It's just the latest merger for JAB, which acquired Minnesota-based Caribou Coffee (which recently became the first chain to serve nitro-infused coffee) and California-based Peet's Coffee & Tea in 2012. In a recent move that sent shockwaves throughout the third-wave coffee community, Peet's purchased Portland, Ore.'s beloved indie roaster Stumptown Coffee, meaning it too is now a part of JAB's portfolio. JAB also controls a host of other big coffee brands including Tassimo, Maxwell House, and Gevalia.

Per a joint press release issued this morning, "Keurig Green Mountain will be privately owned and will continue to be operated independently by the company’s management team and employees."

Keurig's stock shot up more than 70 percent this morning following news of the merger.

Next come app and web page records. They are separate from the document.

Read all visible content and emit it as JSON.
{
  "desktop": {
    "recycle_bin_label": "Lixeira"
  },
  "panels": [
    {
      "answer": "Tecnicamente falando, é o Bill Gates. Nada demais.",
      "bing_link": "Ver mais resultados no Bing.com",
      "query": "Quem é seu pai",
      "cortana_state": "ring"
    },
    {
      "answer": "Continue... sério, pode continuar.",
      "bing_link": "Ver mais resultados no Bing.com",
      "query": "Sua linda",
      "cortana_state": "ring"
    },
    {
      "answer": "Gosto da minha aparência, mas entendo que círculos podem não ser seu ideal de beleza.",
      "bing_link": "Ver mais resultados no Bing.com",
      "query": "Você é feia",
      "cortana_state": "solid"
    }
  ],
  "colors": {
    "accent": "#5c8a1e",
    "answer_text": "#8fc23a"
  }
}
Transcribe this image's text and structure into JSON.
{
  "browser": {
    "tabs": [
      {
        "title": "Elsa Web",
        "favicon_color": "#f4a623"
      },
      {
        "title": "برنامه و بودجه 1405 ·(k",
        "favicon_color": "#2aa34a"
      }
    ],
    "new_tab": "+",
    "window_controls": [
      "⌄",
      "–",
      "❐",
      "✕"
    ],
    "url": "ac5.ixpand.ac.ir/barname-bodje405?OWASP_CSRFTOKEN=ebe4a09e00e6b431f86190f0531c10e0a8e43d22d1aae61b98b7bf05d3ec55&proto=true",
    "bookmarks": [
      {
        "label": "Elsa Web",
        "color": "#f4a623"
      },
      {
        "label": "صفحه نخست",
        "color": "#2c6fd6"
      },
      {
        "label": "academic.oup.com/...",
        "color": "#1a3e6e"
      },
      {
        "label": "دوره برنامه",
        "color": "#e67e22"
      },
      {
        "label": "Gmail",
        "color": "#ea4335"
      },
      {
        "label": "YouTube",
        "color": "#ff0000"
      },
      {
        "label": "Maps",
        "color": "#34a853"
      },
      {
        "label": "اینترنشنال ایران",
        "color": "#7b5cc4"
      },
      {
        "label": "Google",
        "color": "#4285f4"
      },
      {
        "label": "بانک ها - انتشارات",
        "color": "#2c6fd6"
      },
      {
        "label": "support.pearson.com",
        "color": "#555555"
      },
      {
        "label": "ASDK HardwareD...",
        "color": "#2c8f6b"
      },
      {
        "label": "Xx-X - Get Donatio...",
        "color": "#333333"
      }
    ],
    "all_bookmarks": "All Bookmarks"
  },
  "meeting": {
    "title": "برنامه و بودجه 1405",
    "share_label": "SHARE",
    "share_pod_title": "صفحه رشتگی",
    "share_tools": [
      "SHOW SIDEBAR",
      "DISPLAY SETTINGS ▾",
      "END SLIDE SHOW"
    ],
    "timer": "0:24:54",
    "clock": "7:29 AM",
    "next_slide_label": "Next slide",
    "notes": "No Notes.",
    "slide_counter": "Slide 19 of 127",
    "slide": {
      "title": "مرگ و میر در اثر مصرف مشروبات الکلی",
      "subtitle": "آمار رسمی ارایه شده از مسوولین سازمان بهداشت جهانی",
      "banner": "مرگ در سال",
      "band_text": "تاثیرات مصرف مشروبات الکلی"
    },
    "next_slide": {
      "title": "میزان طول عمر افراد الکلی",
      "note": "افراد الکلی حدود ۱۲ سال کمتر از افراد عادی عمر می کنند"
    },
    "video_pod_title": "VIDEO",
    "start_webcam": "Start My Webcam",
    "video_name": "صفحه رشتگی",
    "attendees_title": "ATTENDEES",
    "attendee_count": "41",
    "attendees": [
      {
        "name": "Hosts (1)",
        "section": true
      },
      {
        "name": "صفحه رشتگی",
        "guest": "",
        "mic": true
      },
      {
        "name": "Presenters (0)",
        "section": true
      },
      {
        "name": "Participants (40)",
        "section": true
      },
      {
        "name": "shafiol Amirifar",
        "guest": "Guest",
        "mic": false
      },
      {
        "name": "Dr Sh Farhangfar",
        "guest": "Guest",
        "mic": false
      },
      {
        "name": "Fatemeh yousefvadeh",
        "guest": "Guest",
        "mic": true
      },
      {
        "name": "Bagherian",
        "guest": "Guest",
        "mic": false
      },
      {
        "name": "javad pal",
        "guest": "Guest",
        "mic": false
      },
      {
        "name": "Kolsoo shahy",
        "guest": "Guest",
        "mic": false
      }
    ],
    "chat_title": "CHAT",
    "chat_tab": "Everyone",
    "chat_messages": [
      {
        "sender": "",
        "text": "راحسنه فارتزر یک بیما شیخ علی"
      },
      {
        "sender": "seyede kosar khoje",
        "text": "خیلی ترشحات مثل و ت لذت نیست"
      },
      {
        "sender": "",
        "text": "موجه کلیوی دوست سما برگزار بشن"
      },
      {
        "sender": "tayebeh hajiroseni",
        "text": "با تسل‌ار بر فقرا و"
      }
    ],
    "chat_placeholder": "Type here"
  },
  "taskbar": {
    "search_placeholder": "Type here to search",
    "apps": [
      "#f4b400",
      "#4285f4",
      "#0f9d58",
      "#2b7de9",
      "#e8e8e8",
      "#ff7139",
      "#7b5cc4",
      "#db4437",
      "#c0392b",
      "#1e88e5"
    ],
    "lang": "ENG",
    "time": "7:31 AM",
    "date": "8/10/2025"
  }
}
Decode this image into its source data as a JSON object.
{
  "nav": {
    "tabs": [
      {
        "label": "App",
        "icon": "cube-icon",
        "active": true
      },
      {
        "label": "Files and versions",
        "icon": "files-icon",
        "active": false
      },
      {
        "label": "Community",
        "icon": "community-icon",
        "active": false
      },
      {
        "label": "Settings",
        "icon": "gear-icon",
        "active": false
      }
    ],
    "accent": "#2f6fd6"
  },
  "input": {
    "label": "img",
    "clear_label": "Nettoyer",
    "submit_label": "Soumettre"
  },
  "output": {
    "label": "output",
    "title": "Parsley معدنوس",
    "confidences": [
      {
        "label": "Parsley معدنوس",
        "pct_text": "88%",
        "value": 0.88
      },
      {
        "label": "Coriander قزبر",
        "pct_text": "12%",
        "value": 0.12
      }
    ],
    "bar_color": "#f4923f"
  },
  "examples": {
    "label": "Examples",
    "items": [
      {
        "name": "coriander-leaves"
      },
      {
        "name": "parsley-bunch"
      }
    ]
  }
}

JAB is paying $92 per share in cash for the company, for a total of just under $14 billion. It's likely a big relief for Keurig Green Mountain shareholders: Up until now the stock had been in a steady freefall all year long, beginning the year at around 130 points and dropping all the way to 40 in mid-November. Consumers have seemingly soured on the coffee pods, which besides being bad for the environment are incredibly expensive; the company also pissed off loyal customers when it designed new machines that refused to brew off-brand K-cups.

Will coffee nerds soon be recoiling at the sight of Stumptown-branded K-cups? Stay tuned. The coffee industry isn't the only arm of the beverage market to be facing down a mega-merger right now: The world's two largest beer makers, SABMiller and AB InBev, are on the brink of merging to create a global beer goliath in a $106 billion deal.